Condie, Ally. Matched. New York: Dutton Books, 2010.
Plot: Cassia is thrilled that the Society has Matched her with Xander, her best friend. But when she puts the government-issued microcard into her port to review Xander’s information, his face disappears after a moment and another face pops on the portscreen. Ky. An Official explains that there has been a mistake, Xander is still her Match. Ky is an Aberration and can never have a Match. The Society does not make mistakes, though. Cassia’s entire world — her family, her health, her work — has been formed around Society’s decisions and her own confidence in the system. Now the questions, and the doubt, come slowly, but steadily. Cassia could accept the explanations handed to her and be happy, or she could have choice. She could create.
Setting: A futuristic society descended from Western cultures.
Point of View: First person (Cassia)
Theme: future civilization, government, autonomy, independence, love, self identity, coming of age, family, risk, technology, self expression
Literary Quality: Fast-paced and laced with poetry, especially that of Dylan Thomas, Matched is a thought provoking page turner. As Cassia catches a glimmer beneath the surface of the Society, questions bubble up about love, autonomy, order, health, family, technology, and happiness in the future that will resonate with readers today, as well. Writing and reading are dangerous in this imagined society, and while it is suggested that the role and increase of technology has expedited and eased the elimination and outlawing of learning to write and create one’s own words, readers are reminded of words’ power and hopefully will recognize that the tradition of illegal words is based solidly in history. The division of knowledge to prevent anyone from knowing too much in this civilization is likewise an old theme into which Condie breathes new life. While the questions asked and the answers gradually arrived at in Matched are complex, their delivery lacks the same nuance. The explicit morals and lessons border on being forced and preachy, and can feel at times like a lack trust in the reader. Nevertheless, this absorbing book is well worth reading, and will keep readers pondering Cassia’s dilemmas long after it has been shelved.

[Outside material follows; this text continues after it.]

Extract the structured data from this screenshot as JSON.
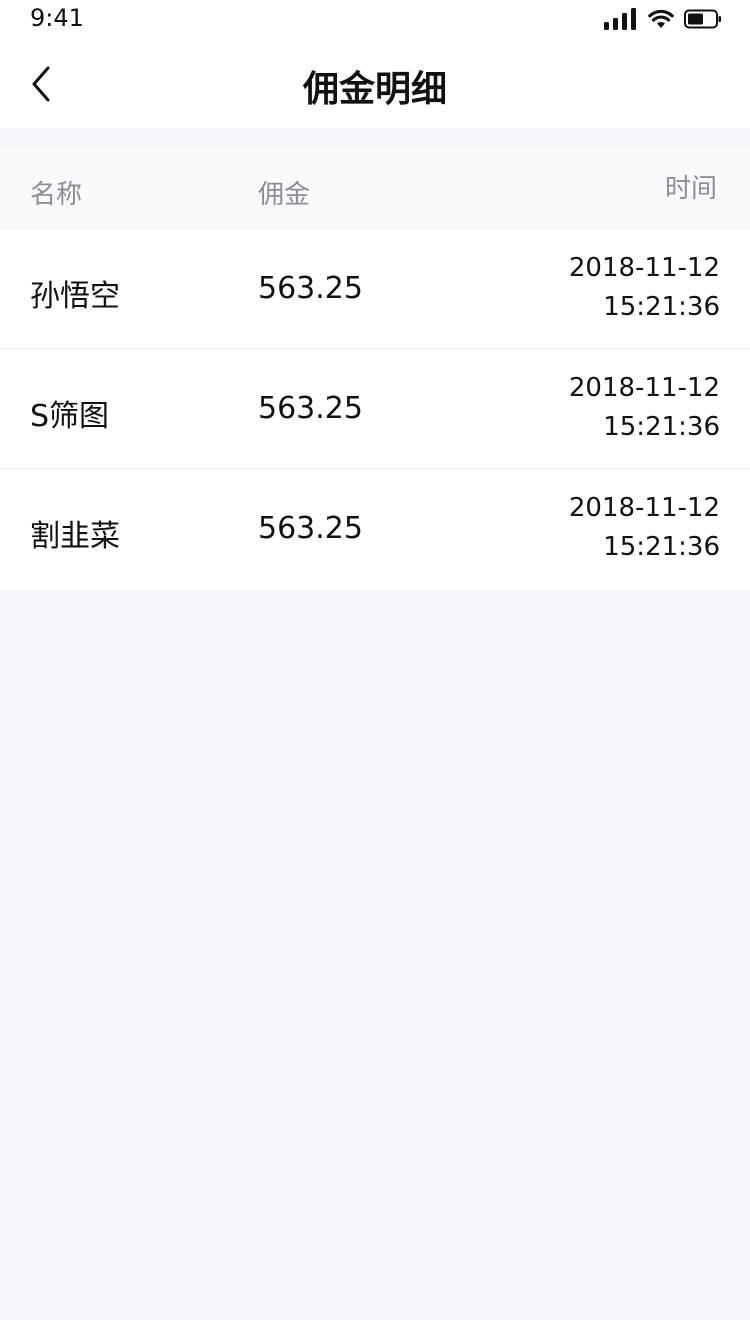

Audience: I would recommend Matched to readers ages 12 and up.
Personal reaction: Matched was totally addicting. I am glad I waited a couple of years to read it, because I could (and did) immediately check out the next installment, Crossed. I appreciated the gray area in Condie’s portrayal of the Officials and the Society–that Cassia’s own father, grandfather, and neighbors are Officials and partake in actions she dislikes even though they are people she respects and loves; that Cassia can see how a problematic system can still be successful and produce happiness and meaningful relationships. I couldn’t help comparing Matched to The Hunger Games trilogy, as I read, especially given the love triangle, but with no conclusive thoughts worth sharing for now. I loved the weaving in of and framing by poetry, the subversiveness of reading poems and learning history. I found myself wishing for more discussion surrounding ethnicity and race. There is a comment at some point about how many ethnicities the Society includes or has Matched over the years, but nothing more than a passing mention. Overall, though, a very pleasant reading experience.